The major shift happened when TCHD instituted a mask mandate for schools and child care facilities in Aug. 2021. Disagreeing with this order, the Douglas County Commissioners chose to opt out, per TCHD’s new policy, but TCHD countered by rescinding the opt-out policy. This prompted the Douglas County Commissioners to pick up where they left off and resume their maneuver to establish their own agency, adopting a resolution to do so on Sept. 7.
Under Colorado law, the county is required to give at least a one-year notice to TCHD before splitting off, but the Douglas County Commissioners said their notice of intent to leave from the previous summer remained intact.

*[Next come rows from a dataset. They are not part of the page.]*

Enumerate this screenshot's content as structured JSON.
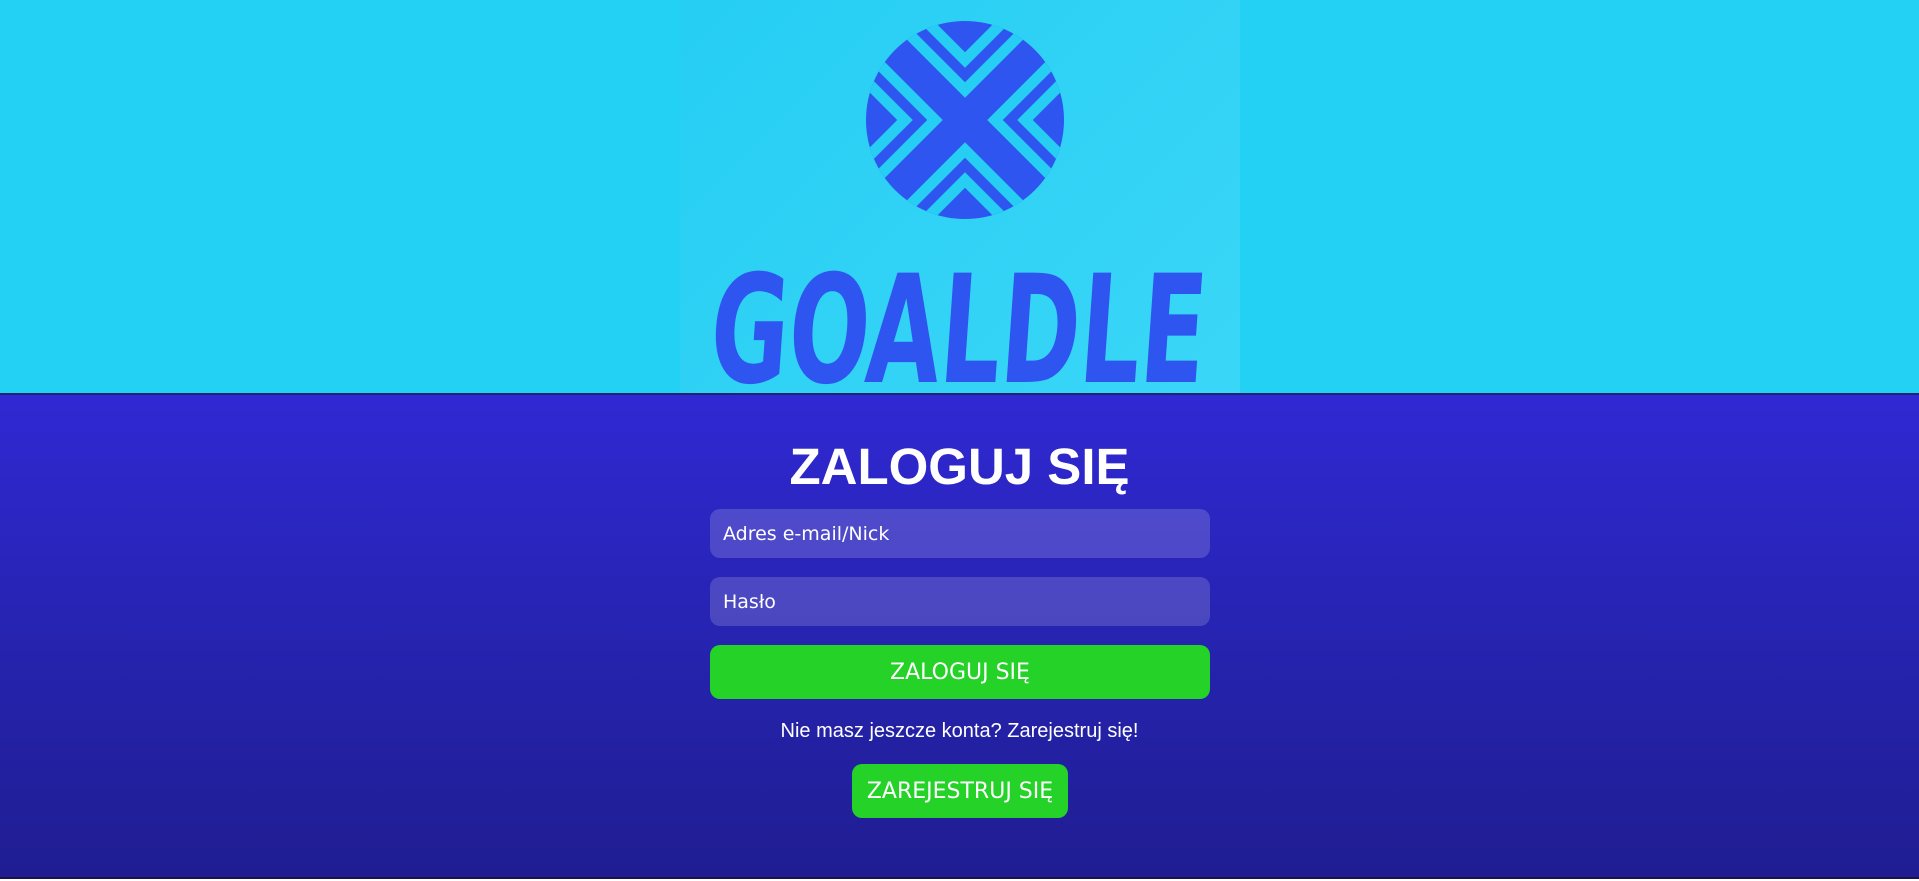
{
  "logo": {
    "icon": "crossed-chevrons-circle-icon",
    "wordmark": "GOALDLE"
  },
  "login": {
    "title": "ZALOGUJ SIĘ",
    "email_placeholder": "Adres e-mail/Nick",
    "password_placeholder": "Hasło",
    "submit_label": "ZALOGUJ SIĘ"
  },
  "register": {
    "hint": "Nie masz jeszcze konta? Zarejestruj się!",
    "button_label": "ZAREJESTRUJ SIĘ"
  },
  "colors": {
    "header_bg": "#23d1f5",
    "logo_blue": "#2f55f0",
    "main_bg": "#2523ad",
    "button_green": "#25d228",
    "text": "#ffffff"
  }
}
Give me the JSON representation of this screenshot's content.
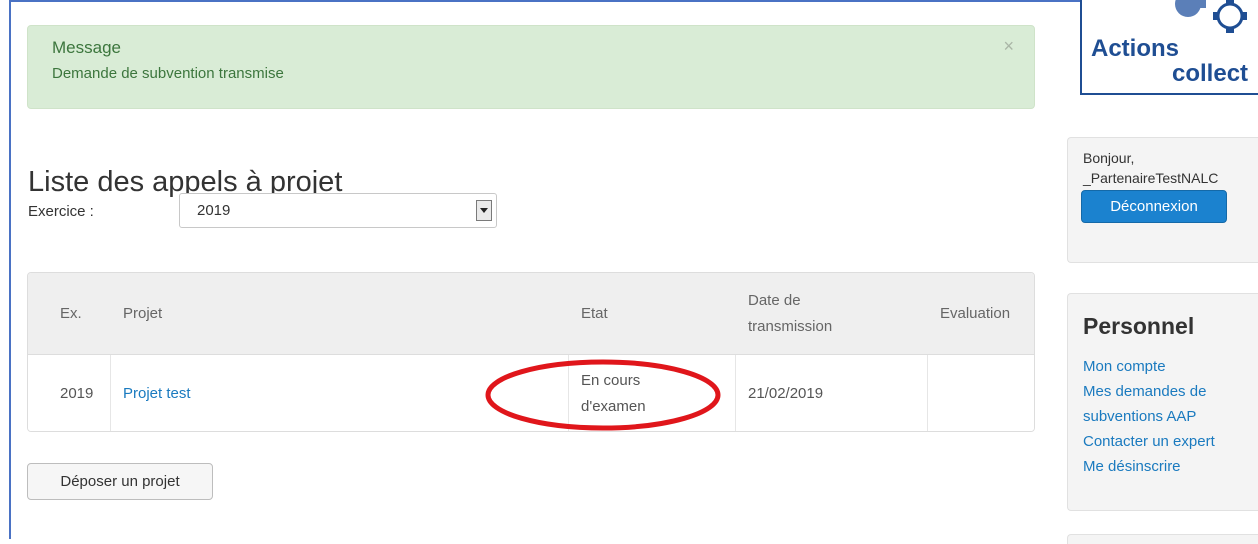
{
  "alert": {
    "title": "Message",
    "text": "Demande de subvention transmise",
    "close_glyph": "×"
  },
  "page": {
    "title": "Liste des appels à projet"
  },
  "filter": {
    "label": "Exercice :",
    "value": "2019"
  },
  "table": {
    "headers": {
      "ex": "Ex.",
      "projet": "Projet",
      "etat": "Etat",
      "date_line1": "Date de",
      "date_line2": "transmission",
      "evaluation": "Evaluation"
    },
    "rows": [
      {
        "ex": "2019",
        "projet": "Projet test",
        "etat_line1": "En cours",
        "etat_line2": "d'examen",
        "date": "21/02/2019",
        "evaluation": ""
      }
    ]
  },
  "actions": {
    "deposer_label": "Déposer un projet"
  },
  "logo": {
    "word1": "Actions",
    "word2": "collect"
  },
  "user_panel": {
    "greeting": "Bonjour,",
    "username": "_PartenaireTestNALC",
    "logout_label": "Déconnexion"
  },
  "personnel": {
    "title": "Personnel",
    "links": [
      "Mon compte",
      "Mes demandes de",
      "subventions AAP",
      "Contacter un expert",
      "Me désinscrire"
    ]
  },
  "colors": {
    "link": "#1a7abf",
    "alert_bg": "#d9ecd6",
    "alert_text": "#3c763d",
    "primary_button": "#1b82cf",
    "annotation": "#e0161b",
    "frame": "#4a72c4"
  },
  "icons": {
    "alert_close": "close-icon",
    "select_arrow": "chevron-down-icon",
    "logo_gear": "gear-icon"
  }
}
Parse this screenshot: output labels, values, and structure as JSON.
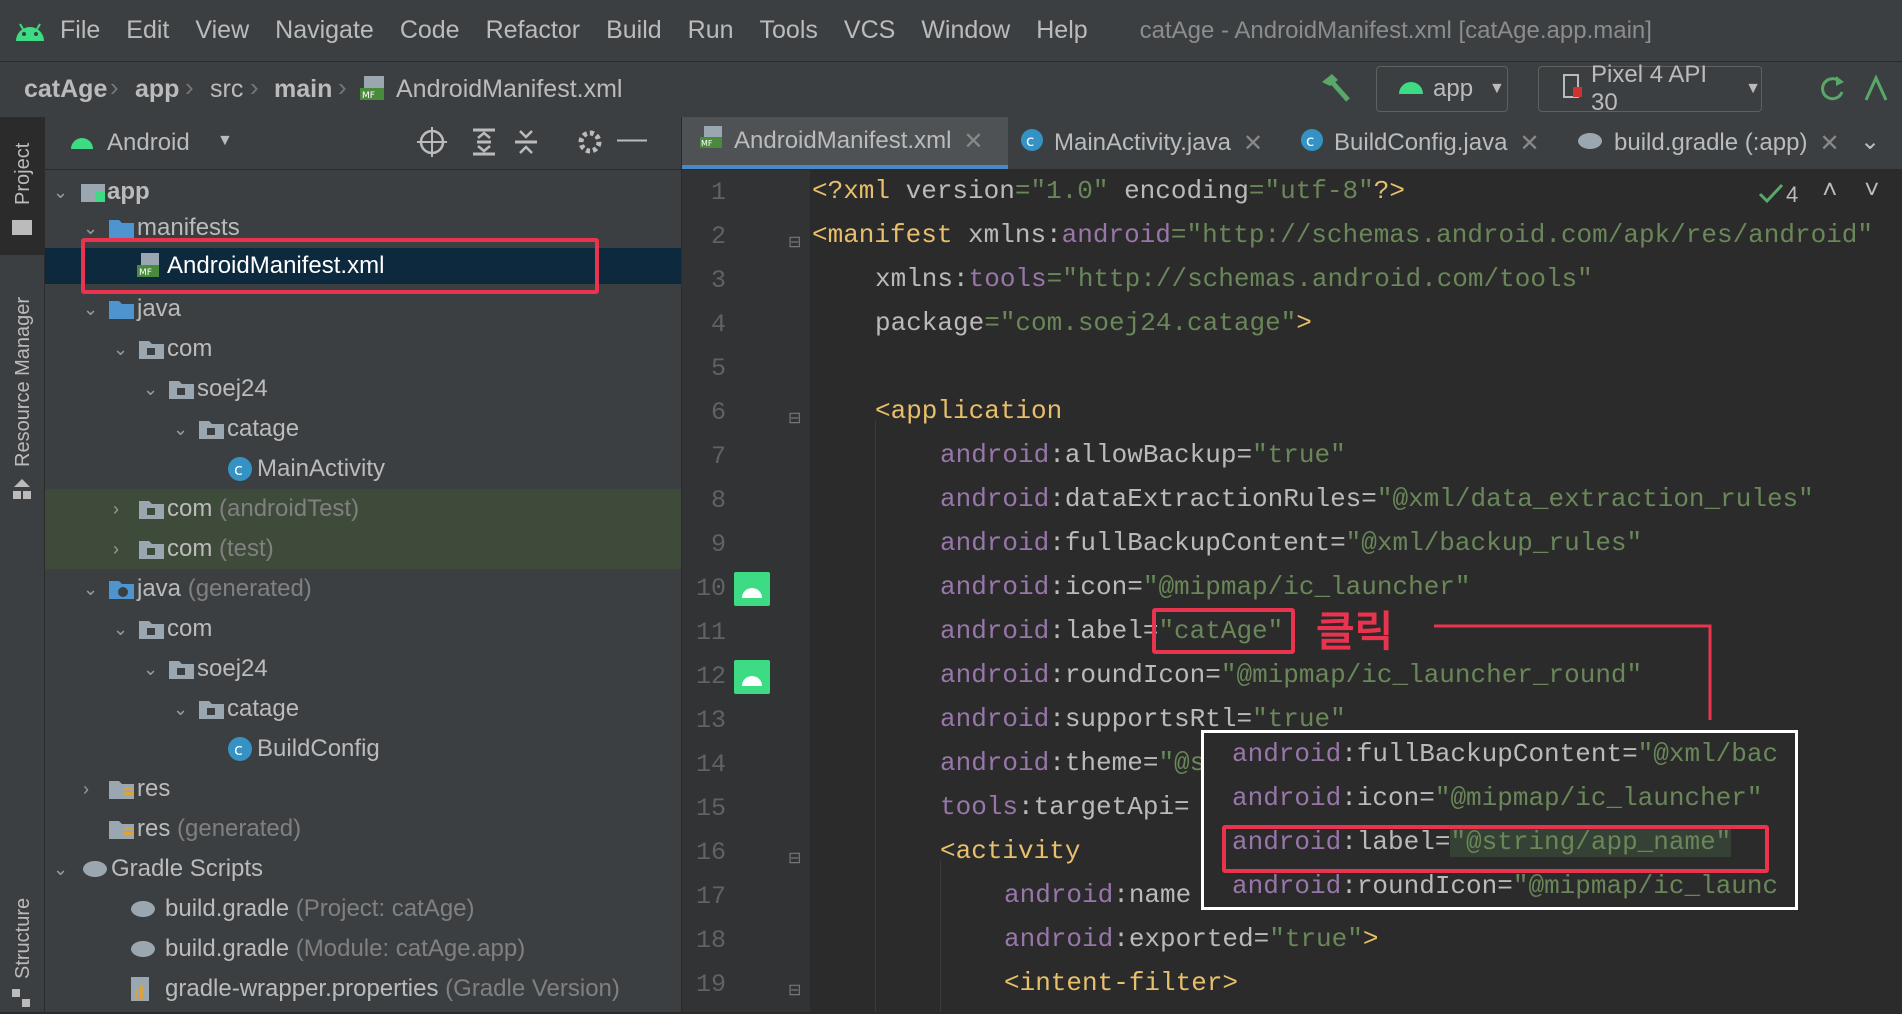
{
  "menubar": {
    "items": [
      "File",
      "Edit",
      "View",
      "Navigate",
      "Code",
      "Refactor",
      "Build",
      "Run",
      "Tools",
      "VCS",
      "Window",
      "Help"
    ],
    "title": "catAge - AndroidManifest.xml [catAge.app.main]"
  },
  "navbar": {
    "crumbs": [
      "catAge",
      "app",
      "src",
      "main",
      "AndroidManifest.xml"
    ],
    "run_config": "app",
    "device": "Pixel 4 API 30"
  },
  "stripe": {
    "project": "Project",
    "resource_manager": "Resource Manager",
    "structure": "Structure"
  },
  "project_panel": {
    "view_mode": "Android",
    "tree": [
      {
        "label": "app",
        "note": ""
      },
      {
        "label": "manifests",
        "note": ""
      },
      {
        "label": "AndroidManifest.xml",
        "note": ""
      },
      {
        "label": "java",
        "note": ""
      },
      {
        "label": "com",
        "note": ""
      },
      {
        "label": "soej24",
        "note": ""
      },
      {
        "label": "catage",
        "note": ""
      },
      {
        "label": "MainActivity",
        "note": ""
      },
      {
        "label": "com",
        "note": "(androidTest)"
      },
      {
        "label": "com",
        "note": "(test)"
      },
      {
        "label": "java",
        "note": "(generated)"
      },
      {
        "label": "com",
        "note": ""
      },
      {
        "label": "soej24",
        "note": ""
      },
      {
        "label": "catage",
        "note": ""
      },
      {
        "label": "BuildConfig",
        "note": ""
      },
      {
        "label": "res",
        "note": ""
      },
      {
        "label": "res",
        "note": "(generated)"
      },
      {
        "label": "Gradle Scripts",
        "note": ""
      },
      {
        "label": "build.gradle",
        "note": "(Project: catAge)"
      },
      {
        "label": "build.gradle",
        "note": "(Module: catAge.app)"
      },
      {
        "label": "gradle-wrapper.properties",
        "note": "(Gradle Version)"
      }
    ]
  },
  "editor": {
    "tabs": [
      "AndroidManifest.xml",
      "MainActivity.java",
      "BuildConfig.java",
      "build.gradle (:app)"
    ],
    "inspection_count": "4",
    "line_numbers": [
      "1",
      "2",
      "3",
      "4",
      "5",
      "6",
      "7",
      "8",
      "9",
      "10",
      "11",
      "12",
      "13",
      "14",
      "15",
      "16",
      "17",
      "18",
      "19"
    ],
    "annotation": "클릭",
    "popup_lines": [
      {
        "ns": "android",
        "attr": ":fullBackupContent=",
        "val": "\"@xml/bac"
      },
      {
        "ns": "android",
        "attr": ":icon=",
        "val": "\"@mipmap/ic_launcher\""
      },
      {
        "ns": "android",
        "attr": ":label=",
        "val": "\"@string/app_name\""
      },
      {
        "ns": "android",
        "attr": ":roundIcon=",
        "val": "\"@mipmap/ic_launc"
      }
    ]
  },
  "colors": {
    "highlight": "#e8344e",
    "selection": "#0d293e"
  }
}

Thomas said the “final straw” for her was when Julie Mullica, vice president of TCHD, made the motion to include Douglas County in TCHD’s mask mandate, which initially was only going to apply to Adams and Arapahoe Counties, as recommended by Dr. Douglas.
“That’s when it became very clear to me that Tri-County Health no longer served Douglas County and that we needed to have our own public health department. In fact, the next day, I made the motion that we leave Tri-County Health.”
Laydon pointed out that 49 of Colorado’s 64 counties have their own health department, emphasizing that the decision to have an autonomous Board of Health isn’t abnormal.
“Instituting this is not unique, it’s not an unusual animal … I often say government is best [when it is] closest to the people, and that really speaks to that unique character of our county component.”
On Sept. 14, the Douglas County Commissioners appointed the new Board of Health’s members. Thomas and Teal will sit on the board, as well as Doug Benevento, Dr. Linda Fielding, and Kim Muramoto, the latter two having previously represented Douglas County in the TCHD.
The Douglas County Commissioners and TCHD signed an intergovernmental agreement (IGA) on Sept. 28. The board held their first meeting on Sept. 30, which officially established the new health department and during which the board voted to remove the mask mandate.
The IGA provides for the continuity of services between Douglas County and TCHD. Teal said it defined the terms of the obligation TCHD will have to provide public health services to Douglas County for the rest of 2021 but also through 2022. The two entities are still hashing out the details of the agreement, and Teal believes TCHD might continue to provide certain public health services to his county in 2023.
“It provides the framework for us to do the analysis [and] determine what … the public health services [are] that we’re going to want to handle in-house.”
Teal explained there are services TCHD provides that Douglas County doesn’t need, and vice versa. For example, TCHD has a needle exchange program, but Douglas County has no need for such a program, he said.
Specifically, he believes his county will likely focus on transitioning the provision of environmental services — which represent 80% of all the services it provides to Douglas County — away from TCHD and into Douglas County. This includes restaurant inspections, the certification of health care facilities, and land use review.
Until the county determines the specifics of providing these services individually, however, it will continue receiving public health services from TCHD while maintaining its ability to make its own decisions regarding health policy.